Data records for software interfaces:
------------------------------------------------
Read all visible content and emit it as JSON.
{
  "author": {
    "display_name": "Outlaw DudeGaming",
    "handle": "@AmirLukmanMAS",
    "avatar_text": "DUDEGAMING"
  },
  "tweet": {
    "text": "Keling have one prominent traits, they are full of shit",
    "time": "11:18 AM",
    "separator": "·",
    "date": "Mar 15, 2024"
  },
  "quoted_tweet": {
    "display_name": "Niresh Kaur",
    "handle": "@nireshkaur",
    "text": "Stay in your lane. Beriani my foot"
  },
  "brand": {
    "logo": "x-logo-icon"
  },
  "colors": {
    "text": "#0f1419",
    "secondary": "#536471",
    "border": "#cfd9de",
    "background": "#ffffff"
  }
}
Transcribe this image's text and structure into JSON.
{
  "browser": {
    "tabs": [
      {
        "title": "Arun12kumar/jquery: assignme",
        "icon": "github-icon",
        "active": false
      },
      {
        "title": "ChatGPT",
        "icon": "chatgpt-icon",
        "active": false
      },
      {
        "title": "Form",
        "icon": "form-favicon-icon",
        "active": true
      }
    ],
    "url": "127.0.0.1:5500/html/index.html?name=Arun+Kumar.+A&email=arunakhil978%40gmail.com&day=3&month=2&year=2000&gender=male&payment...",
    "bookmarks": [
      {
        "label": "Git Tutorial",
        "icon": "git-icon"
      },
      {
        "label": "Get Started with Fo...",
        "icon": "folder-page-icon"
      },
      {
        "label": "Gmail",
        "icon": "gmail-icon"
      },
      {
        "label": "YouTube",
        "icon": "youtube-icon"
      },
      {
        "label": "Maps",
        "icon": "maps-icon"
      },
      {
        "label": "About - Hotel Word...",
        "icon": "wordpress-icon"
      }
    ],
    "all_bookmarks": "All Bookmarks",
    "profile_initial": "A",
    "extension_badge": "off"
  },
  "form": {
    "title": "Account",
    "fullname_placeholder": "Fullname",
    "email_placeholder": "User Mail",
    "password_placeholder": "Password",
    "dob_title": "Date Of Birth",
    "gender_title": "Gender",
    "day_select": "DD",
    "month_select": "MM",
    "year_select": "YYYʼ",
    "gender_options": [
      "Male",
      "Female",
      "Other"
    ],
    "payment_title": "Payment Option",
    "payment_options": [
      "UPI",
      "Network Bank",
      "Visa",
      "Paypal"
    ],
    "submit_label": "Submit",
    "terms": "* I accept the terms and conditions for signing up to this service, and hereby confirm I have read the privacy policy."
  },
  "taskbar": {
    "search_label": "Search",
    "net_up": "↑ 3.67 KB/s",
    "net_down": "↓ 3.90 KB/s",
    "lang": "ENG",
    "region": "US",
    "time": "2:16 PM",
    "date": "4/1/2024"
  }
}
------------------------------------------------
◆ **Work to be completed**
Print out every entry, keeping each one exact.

◆ **Expected answer**
Read all visible content and emit it as JSON.
{
  "author": {
    "display_name": "Outlaw DudeGaming",
    "handle": "@AmirLukmanMAS",
    "avatar_text": "DUDEGAMING"
  },
  "tweet": {
    "text": "Keling have one prominent traits, they are full of shit",
    "time": "11:18 AM",
    "separator": "·",
    "date": "Mar 15, 2024"
  },
  "quoted_tweet": {
    "display_name": "Niresh Kaur",
    "handle": "@nireshkaur",
    "text": "Stay in your lane. Beriani my foot"
  },
  "brand": {
    "logo": "x-logo-icon"
  },
  "colors": {
    "text": "#0f1419",
    "secondary": "#536471",
    "border": "#cfd9de",
    "background": "#ffffff"
  }
}
Transcribe this image's text and structure into JSON.
{
  "browser": {
    "tabs": [
      {
        "title": "Arun12kumar/jquery: assignme",
        "icon": "github-icon",
        "active": false
      },
      {
        "title": "ChatGPT",
        "icon": "chatgpt-icon",
        "active": false
      },
      {
        "title": "Form",
        "icon": "form-favicon-icon",
        "active": true
      }
    ],
    "url": "127.0.0.1:5500/html/index.html?name=Arun+Kumar.+A&email=arunakhil978%40gmail.com&day=3&month=2&year=2000&gender=male&payment...",
    "bookmarks": [
      {
        "label": "Git Tutorial",
        "icon": "git-icon"
      },
      {
        "label": "Get Started with Fo...",
        "icon": "folder-page-icon"
      },
      {
        "label": "Gmail",
        "icon": "gmail-icon"
      },
      {
        "label": "YouTube",
        "icon": "youtube-icon"
      },
      {
        "label": "Maps",
        "icon": "maps-icon"
      },
      {
        "label": "About - Hotel Word...",
        "icon": "wordpress-icon"
      }
    ],
    "all_bookmarks": "All Bookmarks",
    "profile_initial": "A",
    "extension_badge": "off"
  },
  "form": {
    "title": "Account",
    "fullname_placeholder": "Fullname",
    "email_placeholder": "User Mail",
    "password_placeholder": "Password",
    "dob_title": "Date Of Birth",
    "gender_title": "Gender",
    "day_select": "DD",
    "month_select": "MM",
    "year_select": "YYYʼ",
    "gender_options": [
      "Male",
      "Female",
      "Other"
    ],
    "payment_title": "Payment Option",
    "payment_options": [
      "UPI",
      "Network Bank",
      "Visa",
      "Paypal"
    ],
    "submit_label": "Submit",
    "terms": "* I accept the terms and conditions for signing up to this service, and hereby confirm I have read the privacy policy."
  },
  "taskbar": {
    "search_label": "Search",
    "net_up": "↑ 3.67 KB/s",
    "net_down": "↓ 3.90 KB/s",
    "lang": "ENG",
    "region": "US",
    "time": "2:16 PM",
    "date": "4/1/2024"
  }
}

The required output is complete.